What lines of the data below hold the string "color"? Copy each one out.

**Dataset extract:**
---------------

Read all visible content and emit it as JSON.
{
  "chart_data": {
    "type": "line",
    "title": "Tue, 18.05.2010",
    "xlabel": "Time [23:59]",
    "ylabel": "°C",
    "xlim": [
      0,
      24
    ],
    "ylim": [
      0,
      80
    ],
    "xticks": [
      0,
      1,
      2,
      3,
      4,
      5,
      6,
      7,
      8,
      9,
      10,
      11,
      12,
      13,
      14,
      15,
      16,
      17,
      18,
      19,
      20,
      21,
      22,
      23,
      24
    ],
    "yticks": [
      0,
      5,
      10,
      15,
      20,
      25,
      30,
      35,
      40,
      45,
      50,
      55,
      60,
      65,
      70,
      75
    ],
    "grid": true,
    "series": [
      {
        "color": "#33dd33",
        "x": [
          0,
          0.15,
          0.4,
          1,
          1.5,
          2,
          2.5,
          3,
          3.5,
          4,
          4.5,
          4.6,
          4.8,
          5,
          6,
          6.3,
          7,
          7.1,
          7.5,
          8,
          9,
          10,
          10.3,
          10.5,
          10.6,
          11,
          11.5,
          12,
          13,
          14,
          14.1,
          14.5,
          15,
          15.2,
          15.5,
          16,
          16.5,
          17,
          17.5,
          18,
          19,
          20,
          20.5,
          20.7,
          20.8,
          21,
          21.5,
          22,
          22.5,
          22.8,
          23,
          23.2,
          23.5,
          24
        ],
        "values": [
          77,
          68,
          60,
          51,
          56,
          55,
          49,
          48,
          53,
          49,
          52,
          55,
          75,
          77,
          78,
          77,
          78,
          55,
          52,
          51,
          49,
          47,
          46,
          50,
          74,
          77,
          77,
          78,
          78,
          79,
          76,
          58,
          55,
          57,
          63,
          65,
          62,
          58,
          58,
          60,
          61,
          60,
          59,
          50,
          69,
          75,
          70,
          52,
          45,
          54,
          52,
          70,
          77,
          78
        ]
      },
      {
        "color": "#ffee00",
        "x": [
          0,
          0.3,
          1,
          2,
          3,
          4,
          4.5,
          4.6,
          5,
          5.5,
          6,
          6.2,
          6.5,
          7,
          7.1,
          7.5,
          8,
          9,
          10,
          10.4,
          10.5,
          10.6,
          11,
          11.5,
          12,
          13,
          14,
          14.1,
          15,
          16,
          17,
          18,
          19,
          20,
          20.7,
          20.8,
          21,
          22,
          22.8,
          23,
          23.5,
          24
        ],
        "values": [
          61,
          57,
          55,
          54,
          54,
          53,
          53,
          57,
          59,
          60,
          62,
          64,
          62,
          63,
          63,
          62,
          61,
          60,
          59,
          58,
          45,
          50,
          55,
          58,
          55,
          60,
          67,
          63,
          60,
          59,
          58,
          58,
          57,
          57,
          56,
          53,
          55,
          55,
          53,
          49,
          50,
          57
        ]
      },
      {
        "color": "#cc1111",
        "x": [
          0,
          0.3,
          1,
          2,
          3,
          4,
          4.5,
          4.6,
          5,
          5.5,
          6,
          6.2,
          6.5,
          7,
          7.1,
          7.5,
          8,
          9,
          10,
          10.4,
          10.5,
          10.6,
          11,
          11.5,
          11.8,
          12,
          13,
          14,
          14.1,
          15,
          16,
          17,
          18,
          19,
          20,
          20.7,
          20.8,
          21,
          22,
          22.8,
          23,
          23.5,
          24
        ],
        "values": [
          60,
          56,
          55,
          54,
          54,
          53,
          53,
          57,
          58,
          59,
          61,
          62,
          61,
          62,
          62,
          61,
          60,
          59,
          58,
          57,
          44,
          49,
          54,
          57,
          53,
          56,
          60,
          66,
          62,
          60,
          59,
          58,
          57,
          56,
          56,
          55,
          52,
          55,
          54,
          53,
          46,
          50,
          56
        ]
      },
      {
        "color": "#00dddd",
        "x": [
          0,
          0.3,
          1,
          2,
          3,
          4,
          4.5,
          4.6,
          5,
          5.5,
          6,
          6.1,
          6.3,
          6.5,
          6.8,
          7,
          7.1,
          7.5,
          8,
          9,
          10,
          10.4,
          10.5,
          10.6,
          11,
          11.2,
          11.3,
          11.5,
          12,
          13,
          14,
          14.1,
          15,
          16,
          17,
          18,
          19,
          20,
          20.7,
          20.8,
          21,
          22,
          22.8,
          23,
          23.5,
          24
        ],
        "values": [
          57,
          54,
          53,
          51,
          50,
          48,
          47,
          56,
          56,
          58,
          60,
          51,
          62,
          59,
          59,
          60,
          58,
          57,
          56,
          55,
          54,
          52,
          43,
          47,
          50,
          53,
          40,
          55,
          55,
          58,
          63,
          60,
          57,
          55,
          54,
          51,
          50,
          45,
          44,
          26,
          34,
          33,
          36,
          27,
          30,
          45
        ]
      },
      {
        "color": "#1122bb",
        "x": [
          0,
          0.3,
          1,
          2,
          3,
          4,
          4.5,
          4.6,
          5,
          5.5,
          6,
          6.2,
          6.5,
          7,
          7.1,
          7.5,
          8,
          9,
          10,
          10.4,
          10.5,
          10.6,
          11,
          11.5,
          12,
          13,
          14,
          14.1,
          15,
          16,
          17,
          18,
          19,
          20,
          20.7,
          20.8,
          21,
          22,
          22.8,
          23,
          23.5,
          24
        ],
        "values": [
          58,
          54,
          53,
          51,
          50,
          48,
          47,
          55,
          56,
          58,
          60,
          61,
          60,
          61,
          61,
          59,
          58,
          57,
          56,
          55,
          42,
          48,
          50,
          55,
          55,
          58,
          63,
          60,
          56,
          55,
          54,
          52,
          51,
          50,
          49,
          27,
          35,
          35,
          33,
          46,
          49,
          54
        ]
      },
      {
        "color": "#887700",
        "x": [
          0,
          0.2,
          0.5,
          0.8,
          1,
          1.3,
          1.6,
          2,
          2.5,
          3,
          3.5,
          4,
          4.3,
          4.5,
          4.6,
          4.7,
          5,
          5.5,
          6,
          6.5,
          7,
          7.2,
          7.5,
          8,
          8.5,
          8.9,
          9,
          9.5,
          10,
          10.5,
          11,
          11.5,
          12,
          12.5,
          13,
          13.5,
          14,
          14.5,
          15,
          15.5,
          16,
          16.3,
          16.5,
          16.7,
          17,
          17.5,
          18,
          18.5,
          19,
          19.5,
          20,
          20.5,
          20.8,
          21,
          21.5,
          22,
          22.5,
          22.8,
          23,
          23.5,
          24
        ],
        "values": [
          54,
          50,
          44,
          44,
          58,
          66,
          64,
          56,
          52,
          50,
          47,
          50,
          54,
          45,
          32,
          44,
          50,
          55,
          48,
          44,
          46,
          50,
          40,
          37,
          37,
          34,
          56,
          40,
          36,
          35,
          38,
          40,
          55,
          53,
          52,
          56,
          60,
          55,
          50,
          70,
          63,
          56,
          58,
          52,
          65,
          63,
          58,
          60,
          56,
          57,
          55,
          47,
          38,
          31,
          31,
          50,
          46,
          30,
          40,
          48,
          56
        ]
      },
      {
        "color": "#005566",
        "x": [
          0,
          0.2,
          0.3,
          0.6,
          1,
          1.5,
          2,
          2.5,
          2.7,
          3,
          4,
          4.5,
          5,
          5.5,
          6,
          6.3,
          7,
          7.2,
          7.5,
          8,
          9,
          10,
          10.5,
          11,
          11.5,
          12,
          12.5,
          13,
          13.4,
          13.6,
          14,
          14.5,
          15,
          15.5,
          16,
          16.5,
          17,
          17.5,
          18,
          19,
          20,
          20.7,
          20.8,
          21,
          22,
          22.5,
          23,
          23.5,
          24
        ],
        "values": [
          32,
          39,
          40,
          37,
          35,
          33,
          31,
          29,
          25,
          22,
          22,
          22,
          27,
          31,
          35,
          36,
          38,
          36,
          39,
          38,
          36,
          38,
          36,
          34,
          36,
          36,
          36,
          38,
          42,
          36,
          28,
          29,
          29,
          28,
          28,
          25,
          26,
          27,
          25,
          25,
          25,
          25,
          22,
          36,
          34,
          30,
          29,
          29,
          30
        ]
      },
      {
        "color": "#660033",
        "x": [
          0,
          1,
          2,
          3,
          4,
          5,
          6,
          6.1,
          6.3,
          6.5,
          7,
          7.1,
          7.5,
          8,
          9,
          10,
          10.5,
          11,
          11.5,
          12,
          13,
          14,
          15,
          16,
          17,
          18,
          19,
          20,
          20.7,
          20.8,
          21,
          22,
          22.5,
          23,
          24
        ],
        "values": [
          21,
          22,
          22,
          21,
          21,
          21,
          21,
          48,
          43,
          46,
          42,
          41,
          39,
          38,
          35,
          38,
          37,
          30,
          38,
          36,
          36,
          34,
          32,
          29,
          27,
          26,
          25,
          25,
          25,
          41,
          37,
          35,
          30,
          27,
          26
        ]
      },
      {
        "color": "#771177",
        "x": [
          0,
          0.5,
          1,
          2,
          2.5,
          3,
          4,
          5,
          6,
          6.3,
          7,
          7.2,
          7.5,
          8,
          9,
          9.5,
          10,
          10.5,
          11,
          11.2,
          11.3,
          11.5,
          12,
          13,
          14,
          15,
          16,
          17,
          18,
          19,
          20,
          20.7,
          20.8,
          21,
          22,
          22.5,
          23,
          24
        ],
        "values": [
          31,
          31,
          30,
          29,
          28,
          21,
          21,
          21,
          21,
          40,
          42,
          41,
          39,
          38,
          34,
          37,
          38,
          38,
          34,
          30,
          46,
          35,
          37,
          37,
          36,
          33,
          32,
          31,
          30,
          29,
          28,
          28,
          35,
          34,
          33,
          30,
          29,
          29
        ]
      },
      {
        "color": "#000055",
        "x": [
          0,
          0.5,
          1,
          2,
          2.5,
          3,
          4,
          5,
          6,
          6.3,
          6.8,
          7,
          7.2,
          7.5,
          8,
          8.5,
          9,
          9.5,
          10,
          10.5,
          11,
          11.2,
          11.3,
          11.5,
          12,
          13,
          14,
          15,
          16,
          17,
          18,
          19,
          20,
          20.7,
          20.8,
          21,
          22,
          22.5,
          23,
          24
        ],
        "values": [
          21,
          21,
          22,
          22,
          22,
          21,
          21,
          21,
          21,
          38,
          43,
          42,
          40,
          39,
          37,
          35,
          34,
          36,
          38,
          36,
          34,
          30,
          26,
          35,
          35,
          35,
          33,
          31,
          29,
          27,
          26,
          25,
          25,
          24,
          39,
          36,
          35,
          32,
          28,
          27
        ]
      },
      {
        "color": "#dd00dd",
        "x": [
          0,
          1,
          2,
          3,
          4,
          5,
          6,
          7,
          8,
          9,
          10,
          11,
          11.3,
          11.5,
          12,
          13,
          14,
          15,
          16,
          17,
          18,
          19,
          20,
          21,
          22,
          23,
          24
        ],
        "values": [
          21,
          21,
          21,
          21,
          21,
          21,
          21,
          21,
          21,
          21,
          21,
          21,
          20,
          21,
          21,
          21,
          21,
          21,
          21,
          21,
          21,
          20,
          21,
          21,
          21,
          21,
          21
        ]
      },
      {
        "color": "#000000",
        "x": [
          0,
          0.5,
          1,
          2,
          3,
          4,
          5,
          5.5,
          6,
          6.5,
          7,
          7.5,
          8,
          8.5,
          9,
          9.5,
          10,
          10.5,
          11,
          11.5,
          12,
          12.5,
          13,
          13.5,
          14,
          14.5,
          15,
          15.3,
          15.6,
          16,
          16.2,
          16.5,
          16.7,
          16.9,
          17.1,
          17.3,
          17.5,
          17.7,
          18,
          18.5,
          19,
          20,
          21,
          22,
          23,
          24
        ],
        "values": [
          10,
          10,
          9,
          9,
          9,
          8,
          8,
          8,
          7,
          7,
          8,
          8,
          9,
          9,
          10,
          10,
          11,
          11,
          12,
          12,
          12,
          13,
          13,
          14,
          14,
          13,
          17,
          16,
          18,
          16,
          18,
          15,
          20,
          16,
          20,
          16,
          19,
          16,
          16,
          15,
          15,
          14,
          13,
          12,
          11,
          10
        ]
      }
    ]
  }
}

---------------

**Solution to this task:**
        "color": "#33dd33",
        "color": "#ffee00",
        "color": "#cc1111",
        "color": "#00dddd",
        "color": "#1122bb",
        "color": "#887700",
        "color": "#005566",
        "color": "#660033",
        "color": "#771177",
        "color": "#000055",
        "color": "#dd00dd",
        "color": "#000000",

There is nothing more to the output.